EXERCISE MATERIALS: Begin

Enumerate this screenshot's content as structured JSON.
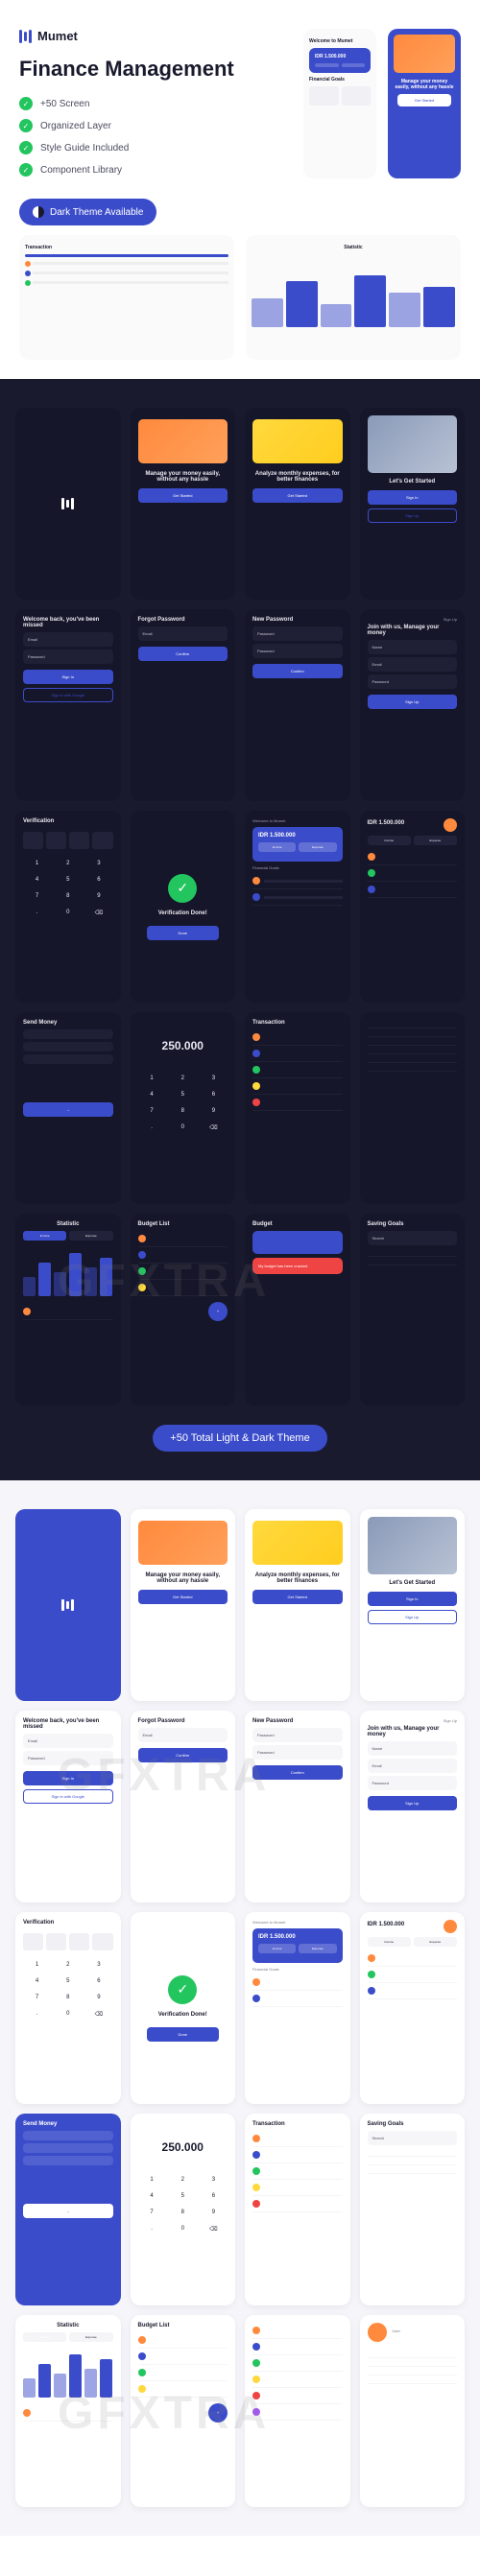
{
  "brand": "Mumet",
  "title": "Finance Management",
  "features": [
    "+50 Screen",
    "Organized Layer",
    "Style Guide Included",
    "Component Library"
  ],
  "dark_theme_btn": "Dark Theme Available",
  "hero_preview": {
    "balance": "IDR 1.500.000",
    "welcome": "Welcome to Mumet",
    "goals": "Financial Goals",
    "onboard": "Manage your money easily, without any hassle",
    "btn": "Get Started",
    "stats": "Statistic",
    "trans": "Transaction"
  },
  "pill": "+50 Total Light & Dark Theme",
  "screens": {
    "splash_logo": "",
    "onb1_title": "Manage your money easily, without any hassle",
    "onb2_title": "Analyze monthly expenses, for better finances",
    "start_title": "Let's Get Started",
    "welcome_back": "Welcome back, you've been missed",
    "signin": "Sign In",
    "forgot": "Forgot Password",
    "newpass": "New Password",
    "signup": "Sign Up",
    "signup_sub": "Join with us, Manage your money",
    "verify": "Verification",
    "verify_done": "Verification Done!",
    "home_welcome": "Welcome to Mumet",
    "balance": "IDR 1.500.000",
    "income_lbl": "Income",
    "expense_lbl": "Expense",
    "goals": "Financial Goals",
    "send_money": "Send Money",
    "amount": "250.000",
    "statistic": "Statistic",
    "budget": "Budget",
    "budget_list": "Budget List",
    "saving": "Saving Goals",
    "trans": "Transaction",
    "confirm": "Confirm",
    "done": "Done",
    "email": "Email",
    "password": "Password",
    "name": "Name",
    "google": "Sign in with Google",
    "budget_alert": "My budget has been cracked",
    "search": "Search"
  },
  "keypad": [
    "1",
    "2",
    "3",
    "4",
    "5",
    "6",
    "7",
    "8",
    "9",
    ".",
    "0",
    "⌫"
  ],
  "watermark": "GFXTRA"
}
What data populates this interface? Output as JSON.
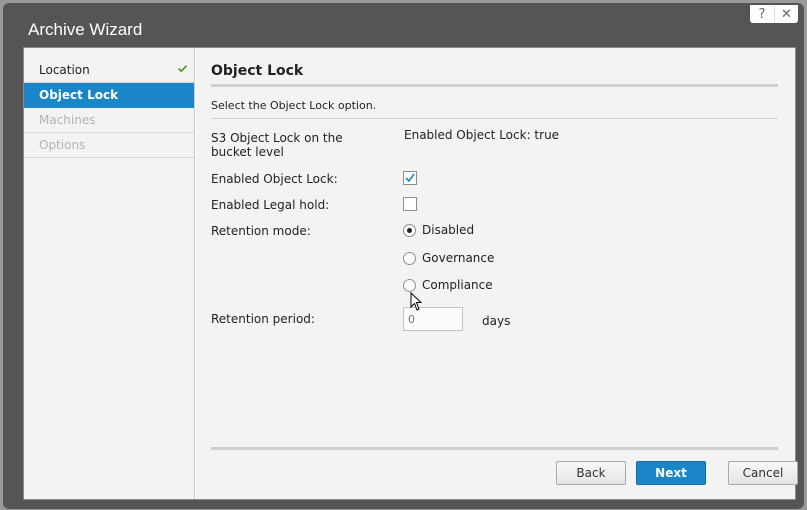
{
  "window": {
    "title": "Archive Wizard",
    "help_label": "?",
    "close_label": "✕"
  },
  "sidebar": {
    "items": [
      {
        "label": "Location",
        "state": "completed"
      },
      {
        "label": "Object Lock",
        "state": "active"
      },
      {
        "label": "Machines",
        "state": "disabled"
      },
      {
        "label": "Options",
        "state": "disabled"
      }
    ]
  },
  "page": {
    "title": "Object Lock",
    "description": "Select the Object Lock option.",
    "bucket_lock_label": "S3 Object Lock on the bucket level",
    "bucket_lock_value": "Enabled Object Lock: true",
    "enabled_object_lock_label": "Enabled Object Lock:",
    "enabled_object_lock_checked": true,
    "enabled_legal_hold_label": "Enabled Legal hold:",
    "enabled_legal_hold_checked": false,
    "retention_mode_label": "Retention mode:",
    "retention_modes": [
      "Disabled",
      "Governance",
      "Compliance"
    ],
    "retention_mode_selected": "Disabled",
    "retention_period_label": "Retention period:",
    "retention_period_placeholder": "0",
    "retention_period_unit": "days"
  },
  "footer": {
    "back_label": "Back",
    "next_label": "Next",
    "cancel_label": "Cancel"
  },
  "colors": {
    "accent": "#1a86c8",
    "check": "#5a9a2a",
    "frame": "#555555"
  }
}
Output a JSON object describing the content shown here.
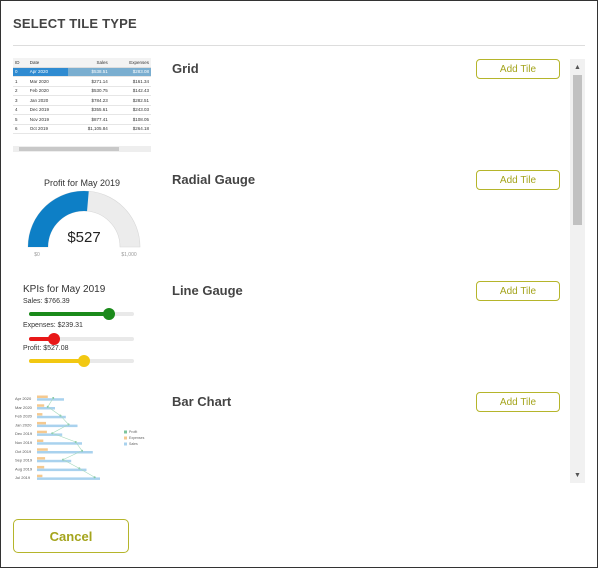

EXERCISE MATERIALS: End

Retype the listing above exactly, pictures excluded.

| ANSWER AREA |
Enumerate this screenshot's content as structured JSON.
{
  "brand": "Mumet",
  "title": "Finance Management",
  "features": [
    "+50 Screen",
    "Organized Layer",
    "Style Guide Included",
    "Component Library"
  ],
  "dark_theme_btn": "Dark Theme Available",
  "hero_preview": {
    "balance": "IDR 1.500.000",
    "welcome": "Welcome to Mumet",
    "goals": "Financial Goals",
    "onboard": "Manage your money easily, without any hassle",
    "btn": "Get Started",
    "stats": "Statistic",
    "trans": "Transaction"
  },
  "pill": "+50 Total Light & Dark Theme",
  "screens": {
    "splash_logo": "",
    "onb1_title": "Manage your money easily, without any hassle",
    "onb2_title": "Analyze monthly expenses, for better finances",
    "start_title": "Let's Get Started",
    "welcome_back": "Welcome back, you've been missed",
    "signin": "Sign In",
    "forgot": "Forgot Password",
    "newpass": "New Password",
    "signup": "Sign Up",
    "signup_sub": "Join with us, Manage your money",
    "verify": "Verification",
    "verify_done": "Verification Done!",
    "home_welcome": "Welcome to Mumet",
    "balance": "IDR 1.500.000",
    "income_lbl": "Income",
    "expense_lbl": "Expense",
    "goals": "Financial Goals",
    "send_money": "Send Money",
    "amount": "250.000",
    "statistic": "Statistic",
    "budget": "Budget",
    "budget_list": "Budget List",
    "saving": "Saving Goals",
    "trans": "Transaction",
    "confirm": "Confirm",
    "done": "Done",
    "email": "Email",
    "password": "Password",
    "name": "Name",
    "google": "Sign in with Google",
    "budget_alert": "My budget has been cracked",
    "search": "Search"
  },
  "keypad": [
    "1",
    "2",
    "3",
    "4",
    "5",
    "6",
    "7",
    "8",
    "9",
    ".",
    "0",
    "⌫"
  ],
  "watermark": "GFXTRA"
}
What data populates this interface? Output as JSON.
{
  "window": {
    "title": "Archive Wizard",
    "help_label": "?",
    "close_label": "✕"
  },
  "sidebar": {
    "items": [
      {
        "label": "Location",
        "state": "completed"
      },
      {
        "label": "Object Lock",
        "state": "active"
      },
      {
        "label": "Machines",
        "state": "disabled"
      },
      {
        "label": "Options",
        "state": "disabled"
      }
    ]
  },
  "page": {
    "title": "Object Lock",
    "description": "Select the Object Lock option.",
    "bucket_lock_label": "S3 Object Lock on the bucket level",
    "bucket_lock_value": "Enabled Object Lock: true",
    "enabled_object_lock_label": "Enabled Object Lock:",
    "enabled_object_lock_checked": true,
    "enabled_legal_hold_label": "Enabled Legal hold:",
    "enabled_legal_hold_checked": false,
    "retention_mode_label": "Retention mode:",
    "retention_modes": [
      "Disabled",
      "Governance",
      "Compliance"
    ],
    "retention_mode_selected": "Disabled",
    "retention_period_label": "Retention period:",
    "retention_period_placeholder": "0",
    "retention_period_unit": "days"
  },
  "footer": {
    "back_label": "Back",
    "next_label": "Next",
    "cancel_label": "Cancel"
  },
  "colors": {
    "accent": "#1a86c8",
    "check": "#5a9a2a",
    "frame": "#555555"
  }
}
Output a JSON object describing the content shown here.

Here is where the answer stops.